If you can't bear parting with that whole block of cheddar, there's some good news: Some foods, such as firm fruits and veggies (think: carrots and cabbage) and hard cheeses and salamis can be salvaged by cutting "at least 1 inch around and below the mold spot," according to the USDA. Just be sure to keep the knife out of the mold as to not spread the yuck.
Softer foods (such as bread) and those with higher moisture content (such as yogurt and jarred or canned goods) should definitely be discarded if you spot any mold, since it's easier for the mold to penetrate more deeply in these items versus harder foods. The same is true for meat and poultry; you should toss it. Uncooked meat and poultry have a high moisture content, making it easy for mold to spread, and cooked/leftover meat and poultry can have bacteria growing along with the mold, according to the USDA.
What happens if you accidentally eat mold?
Don't panic—chances are, not much. However, remember that mold is a tricky organism with the potential to cause disease. Your body's response to mold intake is almost entirely dependent on your immune system, says Marina Yuabova, D.N.P., a doctor of nursing practice and nurse practitioner in New York City.
"When the immune system works well, and healthy gut flora is abundant, molds will have no negative impact on the health and wellness of that individual," says Yuabova. "In the case of people whose immune systems are weak, ingested fungal spores could cause more severe issues. When fungal invasion becomes systemic, the fungus can invade the digestive tract, upper respiratory tract, and brain; those cases become more serious."
If you know you have a weak immune system (perhaps due to a chronic condition) or a history of asthma or allergies, it's a good idea to call your doctor and seek treatment, if necessary.
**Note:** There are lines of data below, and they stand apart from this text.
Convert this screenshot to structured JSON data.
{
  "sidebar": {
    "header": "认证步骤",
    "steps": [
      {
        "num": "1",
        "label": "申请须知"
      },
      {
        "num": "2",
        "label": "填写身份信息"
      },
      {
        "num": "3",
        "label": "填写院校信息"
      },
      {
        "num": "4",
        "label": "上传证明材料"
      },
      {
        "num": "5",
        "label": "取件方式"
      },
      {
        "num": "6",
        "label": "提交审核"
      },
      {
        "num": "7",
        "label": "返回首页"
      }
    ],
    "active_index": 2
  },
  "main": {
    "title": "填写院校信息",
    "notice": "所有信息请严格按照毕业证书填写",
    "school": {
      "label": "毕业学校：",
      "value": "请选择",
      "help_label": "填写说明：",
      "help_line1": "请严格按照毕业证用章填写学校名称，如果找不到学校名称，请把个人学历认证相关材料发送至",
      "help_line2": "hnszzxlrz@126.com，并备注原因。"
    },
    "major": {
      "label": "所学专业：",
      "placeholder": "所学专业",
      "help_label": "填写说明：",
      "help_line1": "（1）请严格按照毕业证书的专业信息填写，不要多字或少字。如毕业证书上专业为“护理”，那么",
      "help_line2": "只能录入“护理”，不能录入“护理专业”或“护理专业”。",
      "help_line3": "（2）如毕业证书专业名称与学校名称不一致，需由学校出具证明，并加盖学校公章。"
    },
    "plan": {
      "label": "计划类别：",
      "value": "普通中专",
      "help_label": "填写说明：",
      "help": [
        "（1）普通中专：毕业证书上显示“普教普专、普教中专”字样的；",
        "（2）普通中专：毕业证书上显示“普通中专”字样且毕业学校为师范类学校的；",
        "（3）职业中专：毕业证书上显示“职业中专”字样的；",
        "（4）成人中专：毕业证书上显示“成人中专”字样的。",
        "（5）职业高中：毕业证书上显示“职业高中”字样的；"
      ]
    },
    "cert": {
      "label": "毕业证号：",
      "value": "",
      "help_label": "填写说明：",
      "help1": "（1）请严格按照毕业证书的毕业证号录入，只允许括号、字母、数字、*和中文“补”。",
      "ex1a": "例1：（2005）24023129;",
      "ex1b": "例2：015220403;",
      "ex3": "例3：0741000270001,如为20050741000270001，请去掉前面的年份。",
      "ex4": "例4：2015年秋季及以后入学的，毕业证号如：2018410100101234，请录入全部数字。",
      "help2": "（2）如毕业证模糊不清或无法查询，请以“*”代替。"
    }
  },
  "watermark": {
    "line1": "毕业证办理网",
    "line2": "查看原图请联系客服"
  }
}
Either way, you should definitely keep an eye out for symptoms of an adverse reaction, which can mimic those of food poisoning (ex: nausea, vomiting, fever, diarrhea, headache, and dizziness), says Lisa Richards, a certified nutritionist and creator of the Candida Diet, which focuses on restoring the body's balance of healthy gut bacteria. Most of the time, if you accidentally consume mold, you should just let the symptoms pass, says Richards. "But if you notice gastrointestinal symptoms, it's a good idea to add a probiotic into your health regimen and follow a fairly bland diet to help replenish the healthy bacteria in your gut," she says.
How can you keep food from getting moldy?
Two words: proper storage.
Mold loves humidity and warmth, but it can grow in virtually any environment—it can tolerate colder temps too, so refrigerated items are just as much at risk as those kept at room temperature. When the spores dry, they "float through the air and find suitable conditions where they can start the growth cycle again, according to the USDA. To prevent this, the USDA recommends that you keep food covered when serving, refrigerate any perishables promptly, avoid leaving food out for more than two hours, and keep both the refrigerator and pantry clean.
When you're grocery shopping, take care to examine your food before buying and avoid any bruised produce. Although bruised fruit doesn't always mean it's moldy, bruising is a breakdown in the cellular makeup of the fruit and does indicate some sort of damage, which can be an opportunity for mold to grow. It's also helpful to purchase food in smaller quantities, so you're more likely to eat it before anything grows and you're forced to waste leftovers.
The bottom line? Mold is ever-present in our world and can even be beneficial to some foods (hello blue cheese!), and if you accidentally eat mold, you'll probably be fine. But, when in doubt, just toss it.